The answer must consist of each line below that holds the word "duration", copied as it stands.

=-=-=

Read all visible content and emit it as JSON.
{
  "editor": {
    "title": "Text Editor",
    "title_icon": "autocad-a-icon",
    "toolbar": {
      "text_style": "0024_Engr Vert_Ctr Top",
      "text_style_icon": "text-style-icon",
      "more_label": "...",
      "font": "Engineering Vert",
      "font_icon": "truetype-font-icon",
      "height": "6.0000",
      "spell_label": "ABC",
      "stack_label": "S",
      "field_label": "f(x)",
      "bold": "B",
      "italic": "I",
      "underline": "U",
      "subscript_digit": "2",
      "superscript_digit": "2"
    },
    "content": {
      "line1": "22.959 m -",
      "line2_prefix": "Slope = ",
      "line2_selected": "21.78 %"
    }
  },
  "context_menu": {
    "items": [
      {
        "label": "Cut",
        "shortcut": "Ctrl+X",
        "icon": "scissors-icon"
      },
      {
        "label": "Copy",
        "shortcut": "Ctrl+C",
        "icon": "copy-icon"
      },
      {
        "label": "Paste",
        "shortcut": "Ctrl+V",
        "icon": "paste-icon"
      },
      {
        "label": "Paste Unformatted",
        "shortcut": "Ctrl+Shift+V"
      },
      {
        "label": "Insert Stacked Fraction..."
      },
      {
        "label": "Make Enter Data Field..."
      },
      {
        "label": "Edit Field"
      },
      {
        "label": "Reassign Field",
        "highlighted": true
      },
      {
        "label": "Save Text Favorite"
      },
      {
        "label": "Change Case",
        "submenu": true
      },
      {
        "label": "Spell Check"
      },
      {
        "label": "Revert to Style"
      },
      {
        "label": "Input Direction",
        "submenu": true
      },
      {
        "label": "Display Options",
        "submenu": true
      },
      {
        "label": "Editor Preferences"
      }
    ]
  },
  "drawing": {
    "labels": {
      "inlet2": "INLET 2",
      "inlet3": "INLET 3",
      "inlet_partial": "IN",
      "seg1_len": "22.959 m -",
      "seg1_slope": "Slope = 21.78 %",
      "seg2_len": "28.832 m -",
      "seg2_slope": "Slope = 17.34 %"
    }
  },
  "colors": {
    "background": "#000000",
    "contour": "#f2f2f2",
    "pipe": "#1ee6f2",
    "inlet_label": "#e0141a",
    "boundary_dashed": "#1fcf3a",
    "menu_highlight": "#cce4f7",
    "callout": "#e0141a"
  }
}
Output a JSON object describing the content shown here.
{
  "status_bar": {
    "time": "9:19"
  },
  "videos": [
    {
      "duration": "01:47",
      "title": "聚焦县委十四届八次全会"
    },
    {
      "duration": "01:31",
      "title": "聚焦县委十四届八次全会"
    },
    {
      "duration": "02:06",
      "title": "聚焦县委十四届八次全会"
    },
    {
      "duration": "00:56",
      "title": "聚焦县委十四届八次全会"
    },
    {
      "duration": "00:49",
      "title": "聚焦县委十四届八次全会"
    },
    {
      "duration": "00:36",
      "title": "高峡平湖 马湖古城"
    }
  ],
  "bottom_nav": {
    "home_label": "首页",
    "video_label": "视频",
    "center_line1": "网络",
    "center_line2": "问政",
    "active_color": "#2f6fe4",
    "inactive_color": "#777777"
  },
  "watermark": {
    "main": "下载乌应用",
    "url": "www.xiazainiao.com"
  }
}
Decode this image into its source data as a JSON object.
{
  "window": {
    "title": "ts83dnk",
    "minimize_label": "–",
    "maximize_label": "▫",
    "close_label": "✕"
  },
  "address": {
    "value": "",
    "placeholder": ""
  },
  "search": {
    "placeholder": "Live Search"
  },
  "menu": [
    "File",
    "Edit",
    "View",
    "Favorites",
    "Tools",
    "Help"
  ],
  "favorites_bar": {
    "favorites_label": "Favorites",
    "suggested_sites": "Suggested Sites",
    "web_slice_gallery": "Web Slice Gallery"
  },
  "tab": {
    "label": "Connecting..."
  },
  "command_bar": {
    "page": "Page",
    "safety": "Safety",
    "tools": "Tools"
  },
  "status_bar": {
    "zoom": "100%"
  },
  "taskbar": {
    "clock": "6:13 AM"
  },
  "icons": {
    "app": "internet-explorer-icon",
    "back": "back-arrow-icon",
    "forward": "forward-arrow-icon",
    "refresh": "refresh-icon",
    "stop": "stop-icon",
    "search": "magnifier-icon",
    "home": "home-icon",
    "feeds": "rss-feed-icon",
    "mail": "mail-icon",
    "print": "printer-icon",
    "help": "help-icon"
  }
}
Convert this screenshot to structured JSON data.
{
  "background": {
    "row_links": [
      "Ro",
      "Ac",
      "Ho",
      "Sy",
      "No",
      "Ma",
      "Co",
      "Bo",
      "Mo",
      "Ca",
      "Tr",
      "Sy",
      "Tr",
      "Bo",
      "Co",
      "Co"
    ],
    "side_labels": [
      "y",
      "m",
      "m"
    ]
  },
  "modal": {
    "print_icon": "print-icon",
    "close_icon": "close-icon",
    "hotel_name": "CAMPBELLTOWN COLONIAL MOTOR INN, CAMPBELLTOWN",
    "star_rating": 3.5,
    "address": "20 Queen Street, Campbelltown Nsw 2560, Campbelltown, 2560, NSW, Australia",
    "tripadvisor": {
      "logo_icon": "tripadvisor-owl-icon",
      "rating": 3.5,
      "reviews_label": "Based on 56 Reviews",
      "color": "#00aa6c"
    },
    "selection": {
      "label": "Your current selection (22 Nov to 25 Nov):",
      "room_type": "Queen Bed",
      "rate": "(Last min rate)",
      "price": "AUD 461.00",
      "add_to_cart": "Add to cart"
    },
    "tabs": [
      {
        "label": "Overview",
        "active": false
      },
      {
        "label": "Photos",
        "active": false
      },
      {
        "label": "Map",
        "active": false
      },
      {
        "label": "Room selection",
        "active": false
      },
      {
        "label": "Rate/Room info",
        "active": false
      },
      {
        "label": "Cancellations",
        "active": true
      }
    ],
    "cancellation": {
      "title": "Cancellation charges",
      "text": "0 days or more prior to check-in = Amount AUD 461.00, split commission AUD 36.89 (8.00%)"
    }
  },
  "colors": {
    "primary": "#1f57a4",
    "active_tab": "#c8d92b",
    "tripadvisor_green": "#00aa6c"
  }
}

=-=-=

#### WRITTEN ANSWER:
      "duration": "01:47",
      "duration": "01:31",
      "duration": "02:06",
      "duration": "00:56",
      "duration": "00:49",
      "duration": "00:36",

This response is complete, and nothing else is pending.